My grandfather Nick was a pilot in Bomber Command. On the 22nd March 1944, his plane was shot at and the Wireless Operator, Arthur Elliott, was killed. Nick managed to land the plane and the rest of the crew survived. Two evaded capture, but my grandfather and three others became prisoners of war. He didn’t talk much about his experiences to me, but he did keep a journal.

It is filled with lists of food that he dreamed of eating. He wrote ‘At Luchenwalde time was heavy and passed slowly so that many officers began to collect recipes, menus and lists of places to stay and places to eat. Many hours were lightened by chatter about good food and pleasant places to stay when we were living more than two hundred in a single storey barrack approximately ninety feet by thirty five feet, on three tier bunks with not enough blankets issued to go round’. Living on rations of mint tea, soup, potatoes, rye bread, a small amount margarine and sugar every third day, evidently recording imaginary feasts was a distraction.

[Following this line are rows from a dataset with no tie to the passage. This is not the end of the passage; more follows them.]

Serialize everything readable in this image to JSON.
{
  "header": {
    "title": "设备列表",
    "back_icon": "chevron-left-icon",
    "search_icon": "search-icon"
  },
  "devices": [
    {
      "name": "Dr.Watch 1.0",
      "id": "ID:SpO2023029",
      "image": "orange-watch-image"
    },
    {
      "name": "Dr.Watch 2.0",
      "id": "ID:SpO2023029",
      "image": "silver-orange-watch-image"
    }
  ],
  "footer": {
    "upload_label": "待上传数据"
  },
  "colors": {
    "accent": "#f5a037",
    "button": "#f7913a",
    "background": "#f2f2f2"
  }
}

The journal is an international culinary celebration, with recipes for food and drinks from around the world, and recommended places to eat from Bassenthwaite to New York. Four pages are dedicated to German recipes, including a Mohkuchen Poppy Cake, Nürnberger Lebkuchen and Berlin Pancakes. There’s a list of sandwiches that I guess are influenced by his American friends: peanut butter with lettuce and mayonnaise; peanut butter with bacon;  or peanut butter and raspberry jam.

The war did not end on VE Day. I wonder how my great-grandparents must have felt seventy-five years ago? I presume relief that their children might return to Cumberland, but there must have still been great uncertainty.

My grandfather did return. He was thin and malnourished, but he came home. Three months after VE Day, his sister, Connie Nichol, died of malaria. She was nursing in Nigeria at the time and is buried in Lagos.

The war was fought for peace and freedom from oppression. Its conclusion meant that the ‘contemplated feasting’ could take place all over Europe and across the world. My grandparents spent their lives looking outwards and were holidaying across the world by the time that I knew them.

I don’t think my grandfather did much cooking after the war – so I don’t know if he tried out these meticulously copied recipes. Most are so full of fat and sugar, I don’t think I could stomach them, but I do plan to try making the pepper nuts (for which there are two different recipes). These featured in a wonderful, moving play that we saw at Derby Playhouse last year – Pepper & Honeyabout the relationship between a Croatian woman living in the UK and her grandmother.

75 years after the day that peace was declared in Europe, I won’t be flying bunting or dressing in red, white and blue. I’ll be taking time to remember the man I was lucky enough to know and his sister who didn’t come home.

When I raise a drink to my Granpa – perhaps from his extensive and lethal looking list of ‘Punches and Cocktails’ – I’ll remember that his measures were always generous.


My grandparents, Paddy and Nick, after he had returned, with thanks to my Granny Paddy for sharing this photograph and my Granpa’s journal.